Since only a count is wanted, work out how many lines in the material below contain the word "selected" and return that number.
━━━ Data supplied ━━━
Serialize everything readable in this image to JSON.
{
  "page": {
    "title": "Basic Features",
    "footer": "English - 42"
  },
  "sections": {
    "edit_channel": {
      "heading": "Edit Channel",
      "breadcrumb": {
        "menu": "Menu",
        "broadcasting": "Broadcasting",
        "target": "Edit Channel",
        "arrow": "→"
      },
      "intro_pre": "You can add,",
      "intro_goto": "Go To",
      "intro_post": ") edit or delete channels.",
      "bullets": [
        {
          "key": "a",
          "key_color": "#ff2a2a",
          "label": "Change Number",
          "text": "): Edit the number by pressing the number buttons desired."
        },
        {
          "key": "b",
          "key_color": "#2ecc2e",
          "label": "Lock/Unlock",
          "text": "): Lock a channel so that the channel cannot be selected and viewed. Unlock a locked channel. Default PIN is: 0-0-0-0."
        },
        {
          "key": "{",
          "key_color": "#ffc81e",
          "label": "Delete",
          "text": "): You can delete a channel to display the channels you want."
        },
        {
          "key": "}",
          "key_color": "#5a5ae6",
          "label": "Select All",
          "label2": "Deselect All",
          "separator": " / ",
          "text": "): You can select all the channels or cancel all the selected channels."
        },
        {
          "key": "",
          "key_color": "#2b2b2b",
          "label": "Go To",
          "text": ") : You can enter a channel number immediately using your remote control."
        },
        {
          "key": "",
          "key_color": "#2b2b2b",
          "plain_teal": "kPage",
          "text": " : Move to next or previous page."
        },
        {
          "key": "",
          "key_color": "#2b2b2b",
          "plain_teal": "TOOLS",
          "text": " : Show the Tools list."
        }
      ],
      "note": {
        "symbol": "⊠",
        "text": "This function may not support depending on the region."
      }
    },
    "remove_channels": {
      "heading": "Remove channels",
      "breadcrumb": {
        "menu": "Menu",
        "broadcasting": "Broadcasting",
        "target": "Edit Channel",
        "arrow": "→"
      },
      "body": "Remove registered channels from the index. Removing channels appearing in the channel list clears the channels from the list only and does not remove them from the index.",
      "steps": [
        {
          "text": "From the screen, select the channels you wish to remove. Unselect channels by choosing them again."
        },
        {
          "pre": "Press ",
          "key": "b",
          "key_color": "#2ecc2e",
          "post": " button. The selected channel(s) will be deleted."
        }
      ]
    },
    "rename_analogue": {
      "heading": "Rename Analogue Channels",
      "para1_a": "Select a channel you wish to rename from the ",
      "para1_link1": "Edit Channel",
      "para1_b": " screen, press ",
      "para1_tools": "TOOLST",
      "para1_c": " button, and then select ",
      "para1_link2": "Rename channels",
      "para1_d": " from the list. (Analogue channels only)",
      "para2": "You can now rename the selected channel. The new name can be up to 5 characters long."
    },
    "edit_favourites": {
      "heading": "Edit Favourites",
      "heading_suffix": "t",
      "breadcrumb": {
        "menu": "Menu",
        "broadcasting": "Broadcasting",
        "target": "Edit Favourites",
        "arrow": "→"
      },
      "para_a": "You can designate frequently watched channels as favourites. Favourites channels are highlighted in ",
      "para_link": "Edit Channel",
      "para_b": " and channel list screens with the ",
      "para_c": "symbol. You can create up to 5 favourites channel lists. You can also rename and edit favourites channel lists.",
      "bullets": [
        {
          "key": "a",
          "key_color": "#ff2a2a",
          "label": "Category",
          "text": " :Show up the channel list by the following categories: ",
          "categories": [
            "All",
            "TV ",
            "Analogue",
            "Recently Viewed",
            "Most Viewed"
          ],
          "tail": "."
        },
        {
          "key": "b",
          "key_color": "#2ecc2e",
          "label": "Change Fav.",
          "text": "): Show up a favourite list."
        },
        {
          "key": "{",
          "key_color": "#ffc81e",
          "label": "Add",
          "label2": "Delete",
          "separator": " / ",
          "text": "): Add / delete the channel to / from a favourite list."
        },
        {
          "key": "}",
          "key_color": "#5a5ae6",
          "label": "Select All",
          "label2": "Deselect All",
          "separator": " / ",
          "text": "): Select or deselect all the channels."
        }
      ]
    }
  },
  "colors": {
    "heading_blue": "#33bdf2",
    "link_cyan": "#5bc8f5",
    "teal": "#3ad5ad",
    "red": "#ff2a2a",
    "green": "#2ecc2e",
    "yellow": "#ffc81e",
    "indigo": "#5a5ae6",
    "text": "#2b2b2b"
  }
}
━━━
Answer area: 4